Dynamic collision algorithms return if a collision has occurred, the mathematical intersection point, the point where object A is at collision, the point where object B is at collision, the collision point, the collision normal for object A, and the collision normal for object B. This algorithm is the slowest to execute, but gives all the collision response details possible. This algorithm would be suitable to a “Break Out” like game that has multiple ball and if the balls collide they bounce off each other. Typically “Break Out” like game do not have the balls interacting with each other, therefore, the balls can occupy the same location with no response. This is not realistic, but how it is usually done.

The process for building the algorithms is fairly simple, but filled with a lot of repeating detail that make it cumbersome. The algorithms can be broken down into the following steps:

1) Identify the 2 objects to test for a collision
2) Create the collision area.
3) Test if the control point collides with any of the objects that make up the collision area. Divide and conquer decisions should be used to maximize efficiency.

The collision area is a composite of the 2 objects colliding. To create the collision object take object A and transcribe object A around object B. In the case of a circle colliding with an AABB, the collision area will have 4 circles at its corners, and 4 segments connecting the circles at their outer tangent points.

There is insufficient space in this blog give the algorithms in detail, but in the book “2D Collision Detection Algorithms for Game Programmers: Focus on Circle Collisions” will explain all 3 collision types for circles colliding with Points, Lines, Horizontal Lines, Vertical Lines, Rays, Segments, Circles, Ellipses, Axis Aligned Bounding Boxes (AABB), Object Oriented Bounding Boxes (OOBB), Capsules, and Polygons. I highly recommend this book.

You may also be interested in my other books also, they may be found at Amazon.com:

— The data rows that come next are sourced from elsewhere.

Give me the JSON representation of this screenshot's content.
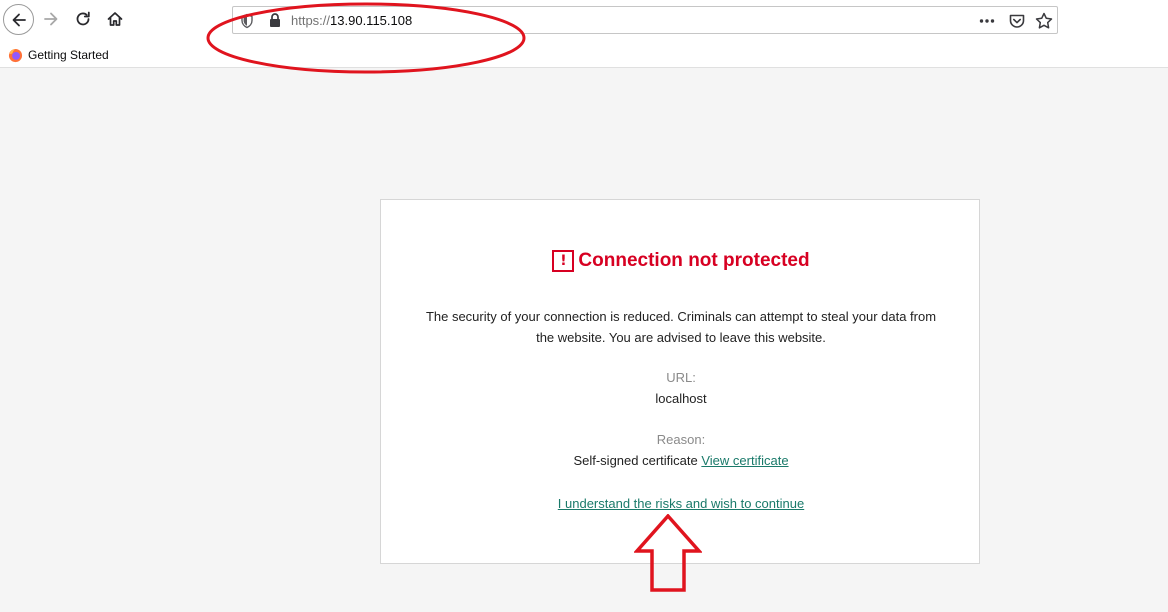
{
  "browser": {
    "url_scheme": "https://",
    "url_host": "13.90.115.108",
    "bookmarks": [
      {
        "label": "Getting Started",
        "icon": "firefox-icon"
      }
    ]
  },
  "page": {
    "title": "Connection not protected",
    "warning_icon_glyph": "!",
    "description": "The security of your connection is reduced. Criminals can attempt to steal your data from the website. You are advised to leave this website.",
    "url_label": "URL:",
    "url_value": "localhost",
    "reason_label": "Reason:",
    "reason_value": "Self-signed certificate",
    "view_certificate_link": "View certificate",
    "continue_link": "I understand the risks and wish to continue"
  },
  "colors": {
    "error_red": "#d70022",
    "link_teal": "#1a7a6a",
    "annotation_red": "#e0141e",
    "page_bg": "#f5f5f5"
  }
}
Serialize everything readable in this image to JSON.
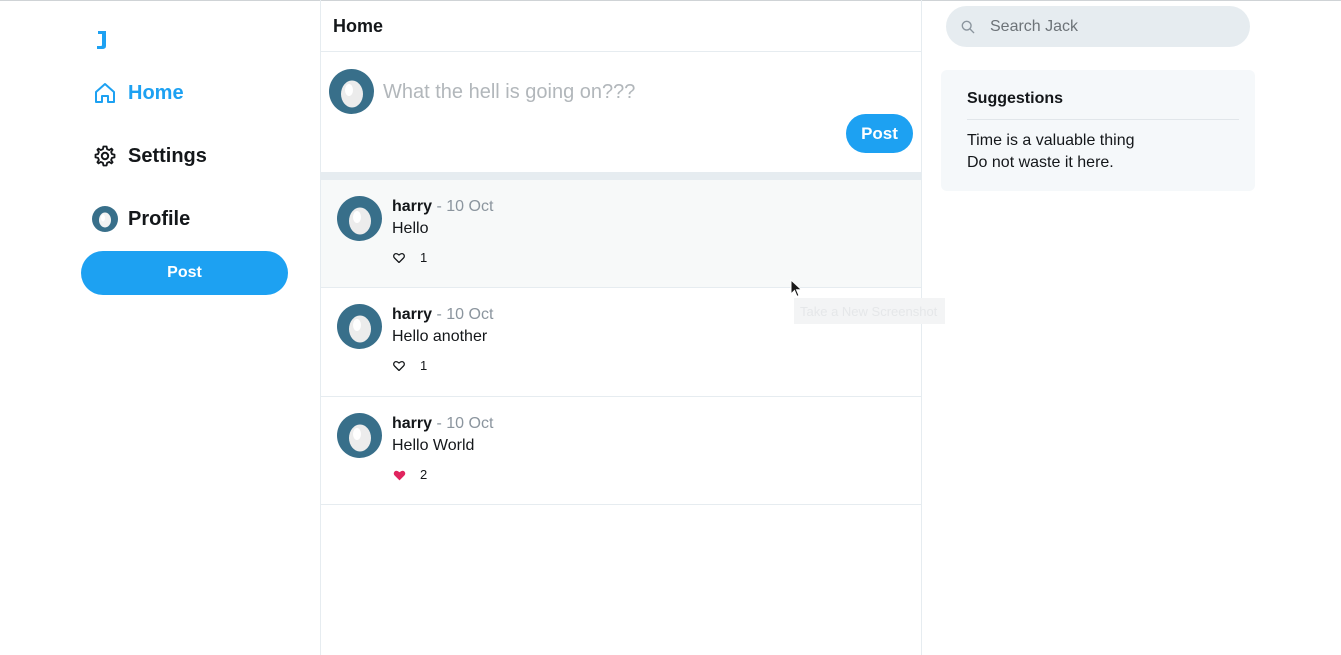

1) “2D Collision Detection for Game Programmers: Focus on Point Collisions”
2) “2D Collision Detection for Game Programmers: Focus on Circle Collisions”
3) “2D Collision Detection for Game Programmers: Focus on Ellipse Collisions”

In print soon:
4) “2D Collision Detection for Game Programmers: Focus on Axis Aligned Bounding Box (AABB) Collisions”
5) “2D Collision Detection for Game Programmers: Focus on Object Oriented Bounding Box (OOBB) Collisions”
6) “2D Collision Detection for Game Programmers: Focus on Capsule Collisions”
7) “2D Collision Detection for Game Programmers: Focus on Polygon Collisions”
8) “2D Collision Detection for Game Programmers: Focus on Collision Response”